To serve, place the packages on individual plates. Cut open at the table. Top the fish with the sauce. This dish is likely served with white rice. I served it with a mixture of brown rice and quinoa.

Comments

  1. A healthy steamed fish packed with awesome flavors.

    ReplyDelete
    Replies
    1. Thanks for hosting, Sneha. This was a great topic!

      Delete
  2. What adorable little packages all tied up with a bow. YUM

    ReplyDelete
  3. Perfect little dinner gifts! That sauce sounds so herbaceous and delicious!

    ReplyDelete

Post a Comment

Popular posts from this blog

Jamaican Stew Peas #EattheWorld

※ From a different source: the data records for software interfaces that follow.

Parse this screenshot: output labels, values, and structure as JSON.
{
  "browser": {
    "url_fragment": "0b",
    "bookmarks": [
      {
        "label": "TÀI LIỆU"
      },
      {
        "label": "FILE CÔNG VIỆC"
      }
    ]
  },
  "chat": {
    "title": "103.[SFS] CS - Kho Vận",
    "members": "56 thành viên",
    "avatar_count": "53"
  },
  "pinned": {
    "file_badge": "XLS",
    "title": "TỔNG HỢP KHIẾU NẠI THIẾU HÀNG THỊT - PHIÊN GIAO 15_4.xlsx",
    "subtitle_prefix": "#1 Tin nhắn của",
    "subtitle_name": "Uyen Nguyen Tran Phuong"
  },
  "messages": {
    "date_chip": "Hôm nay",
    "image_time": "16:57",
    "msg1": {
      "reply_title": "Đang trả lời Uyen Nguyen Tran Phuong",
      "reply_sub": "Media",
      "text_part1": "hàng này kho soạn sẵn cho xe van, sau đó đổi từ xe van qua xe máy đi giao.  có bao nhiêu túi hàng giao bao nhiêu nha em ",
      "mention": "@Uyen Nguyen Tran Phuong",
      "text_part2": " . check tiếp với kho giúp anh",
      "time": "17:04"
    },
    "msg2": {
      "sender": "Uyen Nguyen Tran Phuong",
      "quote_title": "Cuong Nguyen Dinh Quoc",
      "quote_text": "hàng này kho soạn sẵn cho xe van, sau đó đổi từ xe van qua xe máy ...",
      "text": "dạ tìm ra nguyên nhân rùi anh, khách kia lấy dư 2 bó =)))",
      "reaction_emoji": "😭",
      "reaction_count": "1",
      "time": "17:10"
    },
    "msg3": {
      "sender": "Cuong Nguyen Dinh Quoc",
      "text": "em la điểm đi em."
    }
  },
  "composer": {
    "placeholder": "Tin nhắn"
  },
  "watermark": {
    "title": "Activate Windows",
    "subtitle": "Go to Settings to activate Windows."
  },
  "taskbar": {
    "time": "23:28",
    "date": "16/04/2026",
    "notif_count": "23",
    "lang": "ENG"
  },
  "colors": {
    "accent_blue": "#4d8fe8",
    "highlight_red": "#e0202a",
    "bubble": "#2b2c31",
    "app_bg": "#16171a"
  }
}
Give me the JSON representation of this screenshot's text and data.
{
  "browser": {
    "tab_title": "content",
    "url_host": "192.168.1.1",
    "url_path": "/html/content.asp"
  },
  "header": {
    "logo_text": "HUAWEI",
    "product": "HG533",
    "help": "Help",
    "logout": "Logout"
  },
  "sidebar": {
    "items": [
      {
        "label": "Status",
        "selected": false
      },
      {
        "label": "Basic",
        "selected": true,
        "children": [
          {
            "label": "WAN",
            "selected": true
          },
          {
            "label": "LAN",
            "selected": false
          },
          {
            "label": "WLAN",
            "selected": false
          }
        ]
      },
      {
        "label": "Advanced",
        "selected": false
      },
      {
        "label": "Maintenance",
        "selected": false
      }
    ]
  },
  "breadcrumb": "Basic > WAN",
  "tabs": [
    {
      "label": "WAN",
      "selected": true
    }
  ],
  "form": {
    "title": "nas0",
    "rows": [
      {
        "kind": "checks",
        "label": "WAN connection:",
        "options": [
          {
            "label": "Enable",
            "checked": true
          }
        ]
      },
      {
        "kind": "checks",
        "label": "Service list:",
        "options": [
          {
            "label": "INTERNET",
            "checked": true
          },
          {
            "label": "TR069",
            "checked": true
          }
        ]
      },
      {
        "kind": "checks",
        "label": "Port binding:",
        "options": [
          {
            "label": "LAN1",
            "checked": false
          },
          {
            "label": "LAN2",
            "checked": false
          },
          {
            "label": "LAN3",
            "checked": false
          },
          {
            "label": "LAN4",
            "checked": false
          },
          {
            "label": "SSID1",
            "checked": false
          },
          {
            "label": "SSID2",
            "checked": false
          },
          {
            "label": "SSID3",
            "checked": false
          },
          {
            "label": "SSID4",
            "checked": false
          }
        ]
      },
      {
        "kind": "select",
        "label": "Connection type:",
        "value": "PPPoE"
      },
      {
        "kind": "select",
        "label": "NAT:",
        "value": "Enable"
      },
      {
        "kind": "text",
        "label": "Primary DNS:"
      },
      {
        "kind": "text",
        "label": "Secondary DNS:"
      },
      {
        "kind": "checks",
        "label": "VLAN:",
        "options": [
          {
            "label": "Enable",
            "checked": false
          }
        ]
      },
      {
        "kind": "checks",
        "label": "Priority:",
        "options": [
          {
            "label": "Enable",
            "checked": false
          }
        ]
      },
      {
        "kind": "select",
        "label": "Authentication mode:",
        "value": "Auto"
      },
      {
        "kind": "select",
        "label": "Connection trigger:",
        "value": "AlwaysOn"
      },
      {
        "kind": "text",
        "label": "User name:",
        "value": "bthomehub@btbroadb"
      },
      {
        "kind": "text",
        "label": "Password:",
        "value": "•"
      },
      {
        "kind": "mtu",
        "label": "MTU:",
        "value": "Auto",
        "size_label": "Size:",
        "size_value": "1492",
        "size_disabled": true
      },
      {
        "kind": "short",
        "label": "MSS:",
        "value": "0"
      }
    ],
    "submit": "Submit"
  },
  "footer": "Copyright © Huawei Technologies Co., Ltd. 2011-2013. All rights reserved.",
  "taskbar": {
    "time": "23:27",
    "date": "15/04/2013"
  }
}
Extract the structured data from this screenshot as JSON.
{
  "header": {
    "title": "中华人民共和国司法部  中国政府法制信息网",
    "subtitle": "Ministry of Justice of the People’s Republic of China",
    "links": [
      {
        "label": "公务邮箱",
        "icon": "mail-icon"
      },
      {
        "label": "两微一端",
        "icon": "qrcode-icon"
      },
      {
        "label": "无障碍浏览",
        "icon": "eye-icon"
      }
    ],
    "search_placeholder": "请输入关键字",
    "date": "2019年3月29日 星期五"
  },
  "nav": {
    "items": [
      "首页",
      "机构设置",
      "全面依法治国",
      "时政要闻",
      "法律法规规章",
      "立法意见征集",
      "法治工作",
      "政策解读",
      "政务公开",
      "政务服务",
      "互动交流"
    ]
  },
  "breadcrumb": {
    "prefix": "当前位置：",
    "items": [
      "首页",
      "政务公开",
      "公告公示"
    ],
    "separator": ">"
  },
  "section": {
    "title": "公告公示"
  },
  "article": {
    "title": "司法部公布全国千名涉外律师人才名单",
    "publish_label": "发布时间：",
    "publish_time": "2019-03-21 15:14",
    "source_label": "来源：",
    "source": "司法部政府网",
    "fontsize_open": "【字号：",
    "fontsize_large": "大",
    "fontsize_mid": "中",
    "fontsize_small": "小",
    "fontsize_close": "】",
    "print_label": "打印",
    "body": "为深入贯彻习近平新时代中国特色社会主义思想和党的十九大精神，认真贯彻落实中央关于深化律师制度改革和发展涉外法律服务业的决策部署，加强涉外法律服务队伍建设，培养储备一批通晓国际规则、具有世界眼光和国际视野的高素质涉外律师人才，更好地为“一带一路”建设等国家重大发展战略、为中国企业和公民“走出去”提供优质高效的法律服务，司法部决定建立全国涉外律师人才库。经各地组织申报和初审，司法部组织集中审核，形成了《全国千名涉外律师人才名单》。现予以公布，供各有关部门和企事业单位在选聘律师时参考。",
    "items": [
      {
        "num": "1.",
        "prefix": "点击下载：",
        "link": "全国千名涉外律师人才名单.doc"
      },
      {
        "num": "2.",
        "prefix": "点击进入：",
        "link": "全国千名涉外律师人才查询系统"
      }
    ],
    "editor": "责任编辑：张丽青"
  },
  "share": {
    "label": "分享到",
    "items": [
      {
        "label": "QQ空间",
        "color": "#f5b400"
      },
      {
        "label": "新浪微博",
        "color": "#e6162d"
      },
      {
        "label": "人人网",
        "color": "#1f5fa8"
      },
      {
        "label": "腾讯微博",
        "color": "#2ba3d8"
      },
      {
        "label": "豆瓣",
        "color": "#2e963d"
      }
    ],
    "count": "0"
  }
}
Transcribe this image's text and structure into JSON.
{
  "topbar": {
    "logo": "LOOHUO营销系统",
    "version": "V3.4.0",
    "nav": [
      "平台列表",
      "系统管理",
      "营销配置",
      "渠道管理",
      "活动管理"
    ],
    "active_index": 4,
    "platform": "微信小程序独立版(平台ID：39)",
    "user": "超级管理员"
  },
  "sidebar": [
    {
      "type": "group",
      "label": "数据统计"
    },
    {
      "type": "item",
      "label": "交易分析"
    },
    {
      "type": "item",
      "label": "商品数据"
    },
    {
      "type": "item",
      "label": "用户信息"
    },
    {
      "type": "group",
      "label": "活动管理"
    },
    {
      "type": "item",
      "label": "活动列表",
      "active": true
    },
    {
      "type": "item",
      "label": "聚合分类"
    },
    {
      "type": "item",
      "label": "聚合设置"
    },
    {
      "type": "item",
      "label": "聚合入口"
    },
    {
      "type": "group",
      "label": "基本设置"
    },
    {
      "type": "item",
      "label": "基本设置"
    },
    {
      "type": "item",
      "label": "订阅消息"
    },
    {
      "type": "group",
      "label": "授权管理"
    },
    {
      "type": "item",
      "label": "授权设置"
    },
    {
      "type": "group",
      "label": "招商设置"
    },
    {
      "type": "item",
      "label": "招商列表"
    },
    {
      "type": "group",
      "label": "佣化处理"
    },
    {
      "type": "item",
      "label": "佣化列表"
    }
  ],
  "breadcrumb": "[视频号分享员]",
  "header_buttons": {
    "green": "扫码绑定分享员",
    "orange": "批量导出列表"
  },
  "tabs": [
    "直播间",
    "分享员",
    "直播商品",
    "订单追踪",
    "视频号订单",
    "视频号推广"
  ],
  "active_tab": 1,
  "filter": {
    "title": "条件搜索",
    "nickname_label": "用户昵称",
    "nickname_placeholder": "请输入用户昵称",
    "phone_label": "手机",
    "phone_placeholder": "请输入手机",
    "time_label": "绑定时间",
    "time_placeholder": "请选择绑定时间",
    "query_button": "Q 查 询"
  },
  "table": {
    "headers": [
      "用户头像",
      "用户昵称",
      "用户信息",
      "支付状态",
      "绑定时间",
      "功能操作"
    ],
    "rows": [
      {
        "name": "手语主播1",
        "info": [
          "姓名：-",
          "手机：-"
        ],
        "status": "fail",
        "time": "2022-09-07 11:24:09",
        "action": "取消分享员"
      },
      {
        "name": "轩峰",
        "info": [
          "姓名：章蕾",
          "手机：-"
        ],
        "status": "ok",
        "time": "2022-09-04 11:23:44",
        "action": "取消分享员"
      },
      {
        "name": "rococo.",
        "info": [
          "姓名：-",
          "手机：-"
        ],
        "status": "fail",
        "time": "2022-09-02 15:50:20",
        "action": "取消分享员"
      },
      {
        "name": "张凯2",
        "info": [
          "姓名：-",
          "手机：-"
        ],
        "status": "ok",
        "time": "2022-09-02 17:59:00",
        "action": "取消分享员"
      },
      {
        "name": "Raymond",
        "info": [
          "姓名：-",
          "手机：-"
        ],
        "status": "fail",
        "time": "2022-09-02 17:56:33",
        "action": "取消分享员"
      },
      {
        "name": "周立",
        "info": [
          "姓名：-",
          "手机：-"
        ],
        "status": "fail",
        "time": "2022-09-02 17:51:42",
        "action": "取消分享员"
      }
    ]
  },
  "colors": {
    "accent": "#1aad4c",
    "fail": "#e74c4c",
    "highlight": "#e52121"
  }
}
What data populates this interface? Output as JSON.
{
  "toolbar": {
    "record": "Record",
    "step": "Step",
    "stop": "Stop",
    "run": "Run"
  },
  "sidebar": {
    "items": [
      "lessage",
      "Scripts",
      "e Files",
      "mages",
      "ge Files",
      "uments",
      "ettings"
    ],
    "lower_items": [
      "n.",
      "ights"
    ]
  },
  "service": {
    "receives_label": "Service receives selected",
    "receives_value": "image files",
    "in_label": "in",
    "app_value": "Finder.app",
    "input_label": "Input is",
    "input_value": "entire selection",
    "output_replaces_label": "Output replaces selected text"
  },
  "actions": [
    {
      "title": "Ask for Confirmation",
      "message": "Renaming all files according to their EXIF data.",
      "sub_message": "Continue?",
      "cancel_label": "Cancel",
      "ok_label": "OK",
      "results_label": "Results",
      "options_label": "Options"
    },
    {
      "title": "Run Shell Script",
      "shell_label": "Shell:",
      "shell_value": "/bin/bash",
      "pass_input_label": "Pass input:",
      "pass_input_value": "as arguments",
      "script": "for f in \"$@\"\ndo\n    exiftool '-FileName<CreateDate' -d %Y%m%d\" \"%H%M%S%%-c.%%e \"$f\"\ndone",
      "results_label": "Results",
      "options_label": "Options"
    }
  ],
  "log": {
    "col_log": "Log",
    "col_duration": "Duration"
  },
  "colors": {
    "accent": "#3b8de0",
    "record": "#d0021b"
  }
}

  Here we are at November #EattheWorld event. What a year this has been! This challenge has been one that gave us some excuse for virtual travel as we've been sheltered-in-place with the coronavirus epidemic for most of 2020. So, we've been able to read about different parts of the world and create a dinner, or at least a dish, with that cuisine. This Eat the World project is spearheaded by Evelyne of  CulturEatz . Read more about  her challenge . This month, Evelyne had us heading to somewhere tropical: Jamaica. I have actually been to Jamaica, but it was almost thirty years ago...and it was just a jumping off point for the rest of our Caribbean exploration. I don't remember eating anything at all! Pandemonium Noshery: Pumpkin Rice   Culinary Adventures with Camilla: Jamaican Stew Peas  Amy’s Cooking Adventures: Jamaican Chicken & Pumpkin Soup   Palatable Pastime: Jamaican Jerk Chicken Burger   Sneha’s Recipe: Jamaican Saucy Jerk Chicken Wings With Homemade Jerk Seas

Quick Pickled Red Onions and Radishes

If you've been reading my blog for even a short amount of time, you probably know how much I love to pickle things. I was just telling a friend you can pickle - with vinegar - or you can ferment - with salt - for similar delicious effect. The latter has digestive benefits and I love to do that, but when I need that pop of sour flavor quickly, I whip up quick pickles that are ready in as little as a day or two. I've Pickled Blueberries , Pickled Asparagus , Pickled Cranberries , Pickled Pumpkin , and even Pickled Chard Stems ! This I did last night for an upcoming recipe challenge that requires I include radishes. Ummmm...of course I'm pickling them! Ingredients  makes 1 quart jar radishes, trimmed and sliced organic red onions, peeled and thinly sliced (I used a mandolin slicer) 3/4 C vinegar (I used white distilled vinegar) 3/4 C water 3 T organic granulated sugar 1 T salt (I used some grey sea salt) 6 to 8 grinds of black pepper Proce

#comfortfood: Jamie Oliver's Ossobuco with Bean Ragout

As one of Jamie Oliver's Food Revolution Day Ambassadors ( I'm the Monterey #FRD2014 rep! ) I will be sent a copy of his latest cookbook - to cook from and write about. I can't wait. I do have to laugh though, because its title is  Comfort Food . And, according to a good friend:  I only make uncomfortable food . Oh, well. I can learn! To celebrate launch day - today - I'm sharing one of the recipes. Here's Jamie Oliver's Ossobuco alla Milanese recipe from his new cookbook, Comfort Food. And here's my adaptation. I typically don't eat veal, so I went to our local butcher for some lamb shanks sliced into an osso buco-style cut; but they had just sold their last shanks. Darn. But then I noticed the "never tethered...free to roam" on the veal package and decided to go for it. I added in shelling beans to make a ragout and served it over wild rice instead of risotto. Also, I used lots of different herbs in my gremolata instead of just pa